=== How to complete this task ===
Could you extract every entry below and reproduce it exactly?

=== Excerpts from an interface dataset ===
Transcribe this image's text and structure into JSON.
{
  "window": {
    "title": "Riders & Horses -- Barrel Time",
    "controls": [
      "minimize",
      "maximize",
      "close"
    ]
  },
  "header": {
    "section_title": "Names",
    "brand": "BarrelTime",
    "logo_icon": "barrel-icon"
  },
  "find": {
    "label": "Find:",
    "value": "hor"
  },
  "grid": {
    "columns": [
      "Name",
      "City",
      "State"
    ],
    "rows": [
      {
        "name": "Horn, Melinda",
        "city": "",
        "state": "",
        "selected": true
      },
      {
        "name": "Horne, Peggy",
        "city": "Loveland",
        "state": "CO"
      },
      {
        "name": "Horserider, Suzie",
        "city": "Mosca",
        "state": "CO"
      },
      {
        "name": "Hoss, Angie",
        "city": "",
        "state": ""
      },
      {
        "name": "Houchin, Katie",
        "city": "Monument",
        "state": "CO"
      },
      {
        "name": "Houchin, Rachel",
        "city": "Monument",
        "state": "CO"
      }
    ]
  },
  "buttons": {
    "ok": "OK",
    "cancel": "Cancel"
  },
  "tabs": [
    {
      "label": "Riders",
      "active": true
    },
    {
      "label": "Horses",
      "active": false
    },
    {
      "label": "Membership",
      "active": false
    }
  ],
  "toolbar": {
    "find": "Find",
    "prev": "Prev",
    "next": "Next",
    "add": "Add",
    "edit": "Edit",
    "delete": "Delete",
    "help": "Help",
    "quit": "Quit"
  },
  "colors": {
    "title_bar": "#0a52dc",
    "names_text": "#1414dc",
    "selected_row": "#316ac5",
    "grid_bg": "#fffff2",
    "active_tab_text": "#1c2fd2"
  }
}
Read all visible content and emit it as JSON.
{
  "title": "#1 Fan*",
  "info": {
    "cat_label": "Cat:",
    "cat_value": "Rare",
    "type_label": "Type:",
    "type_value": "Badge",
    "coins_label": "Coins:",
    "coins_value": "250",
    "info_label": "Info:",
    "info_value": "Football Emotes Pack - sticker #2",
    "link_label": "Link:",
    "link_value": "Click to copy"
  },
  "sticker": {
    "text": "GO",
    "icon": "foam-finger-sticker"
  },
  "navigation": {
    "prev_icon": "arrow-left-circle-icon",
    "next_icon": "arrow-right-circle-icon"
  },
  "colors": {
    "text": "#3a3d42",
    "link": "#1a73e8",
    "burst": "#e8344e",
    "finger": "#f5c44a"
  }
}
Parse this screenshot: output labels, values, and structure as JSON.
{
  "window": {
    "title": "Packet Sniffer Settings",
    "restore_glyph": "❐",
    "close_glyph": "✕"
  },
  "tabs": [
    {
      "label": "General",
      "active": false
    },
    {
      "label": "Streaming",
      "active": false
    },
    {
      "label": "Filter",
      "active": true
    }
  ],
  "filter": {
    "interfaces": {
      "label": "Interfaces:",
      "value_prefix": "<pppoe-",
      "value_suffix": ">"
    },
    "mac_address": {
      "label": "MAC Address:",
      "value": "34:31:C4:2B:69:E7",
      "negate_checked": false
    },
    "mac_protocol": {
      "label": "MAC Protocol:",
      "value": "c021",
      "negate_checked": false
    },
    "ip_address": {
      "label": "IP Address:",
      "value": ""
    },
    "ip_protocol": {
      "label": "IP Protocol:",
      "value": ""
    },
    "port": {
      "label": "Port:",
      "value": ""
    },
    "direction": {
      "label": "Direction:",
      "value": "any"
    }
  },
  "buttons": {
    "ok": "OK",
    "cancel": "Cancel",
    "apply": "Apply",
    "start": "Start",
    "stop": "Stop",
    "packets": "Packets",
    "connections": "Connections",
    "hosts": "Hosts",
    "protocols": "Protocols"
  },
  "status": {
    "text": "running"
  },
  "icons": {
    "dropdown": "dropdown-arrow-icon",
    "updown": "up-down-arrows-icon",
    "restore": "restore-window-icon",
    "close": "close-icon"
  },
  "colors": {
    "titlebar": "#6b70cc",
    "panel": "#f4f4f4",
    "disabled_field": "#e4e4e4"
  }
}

=== Final answer ===
Transcribe this image's text and structure into JSON.
{
  "window": {
    "title": "Riders & Horses -- Barrel Time",
    "controls": [
      "minimize",
      "maximize",
      "close"
    ]
  },
  "header": {
    "section_title": "Names",
    "brand": "BarrelTime",
    "logo_icon": "barrel-icon"
  },
  "find": {
    "label": "Find:",
    "value": "hor"
  },
  "grid": {
    "columns": [
      "Name",
      "City",
      "State"
    ],
    "rows": [
      {
        "name": "Horn, Melinda",
        "city": "",
        "state": "",
        "selected": true
      },
      {
        "name": "Horne, Peggy",
        "city": "Loveland",
        "state": "CO"
      },
      {
        "name": "Horserider, Suzie",
        "city": "Mosca",
        "state": "CO"
      },
      {
        "name": "Hoss, Angie",
        "city": "",
        "state": ""
      },
      {
        "name": "Houchin, Katie",
        "city": "Monument",
        "state": "CO"
      },
      {
        "name": "Houchin, Rachel",
        "city": "Monument",
        "state": "CO"
      }
    ]
  },
  "buttons": {
    "ok": "OK",
    "cancel": "Cancel"
  },
  "tabs": [
    {
      "label": "Riders",
      "active": true
    },
    {
      "label": "Horses",
      "active": false
    },
    {
      "label": "Membership",
      "active": false
    }
  ],
  "toolbar": {
    "find": "Find",
    "prev": "Prev",
    "next": "Next",
    "add": "Add",
    "edit": "Edit",
    "delete": "Delete",
    "help": "Help",
    "quit": "Quit"
  },
  "colors": {
    "title_bar": "#0a52dc",
    "names_text": "#1414dc",
    "selected_row": "#316ac5",
    "grid_bg": "#fffff2",
    "active_tab_text": "#1c2fd2"
  }
}
Read all visible content and emit it as JSON.
{
  "title": "#1 Fan*",
  "info": {
    "cat_label": "Cat:",
    "cat_value": "Rare",
    "type_label": "Type:",
    "type_value": "Badge",
    "coins_label": "Coins:",
    "coins_value": "250",
    "info_label": "Info:",
    "info_value": "Football Emotes Pack - sticker #2",
    "link_label": "Link:",
    "link_value": "Click to copy"
  },
  "sticker": {
    "text": "GO",
    "icon": "foam-finger-sticker"
  },
  "navigation": {
    "prev_icon": "arrow-left-circle-icon",
    "next_icon": "arrow-right-circle-icon"
  },
  "colors": {
    "text": "#3a3d42",
    "link": "#1a73e8",
    "burst": "#e8344e",
    "finger": "#f5c44a"
  }
}
Parse this screenshot: output labels, values, and structure as JSON.
{
  "window": {
    "title": "Packet Sniffer Settings",
    "restore_glyph": "❐",
    "close_glyph": "✕"
  },
  "tabs": [
    {
      "label": "General",
      "active": false
    },
    {
      "label": "Streaming",
      "active": false
    },
    {
      "label": "Filter",
      "active": true
    }
  ],
  "filter": {
    "interfaces": {
      "label": "Interfaces:",
      "value_prefix": "<pppoe-",
      "value_suffix": ">"
    },
    "mac_address": {
      "label": "MAC Address:",
      "value": "34:31:C4:2B:69:E7",
      "negate_checked": false
    },
    "mac_protocol": {
      "label": "MAC Protocol:",
      "value": "c021",
      "negate_checked": false
    },
    "ip_address": {
      "label": "IP Address:",
      "value": ""
    },
    "ip_protocol": {
      "label": "IP Protocol:",
      "value": ""
    },
    "port": {
      "label": "Port:",
      "value": ""
    },
    "direction": {
      "label": "Direction:",
      "value": "any"
    }
  },
  "buttons": {
    "ok": "OK",
    "cancel": "Cancel",
    "apply": "Apply",
    "start": "Start",
    "stop": "Stop",
    "packets": "Packets",
    "connections": "Connections",
    "hosts": "Hosts",
    "protocols": "Protocols"
  },
  "status": {
    "text": "running"
  },
  "icons": {
    "dropdown": "dropdown-arrow-icon",
    "updown": "up-down-arrows-icon",
    "restore": "restore-window-icon",
    "close": "close-icon"
  },
  "colors": {
    "titlebar": "#6b70cc",
    "panel": "#f4f4f4",
    "disabled_field": "#e4e4e4"
  }
}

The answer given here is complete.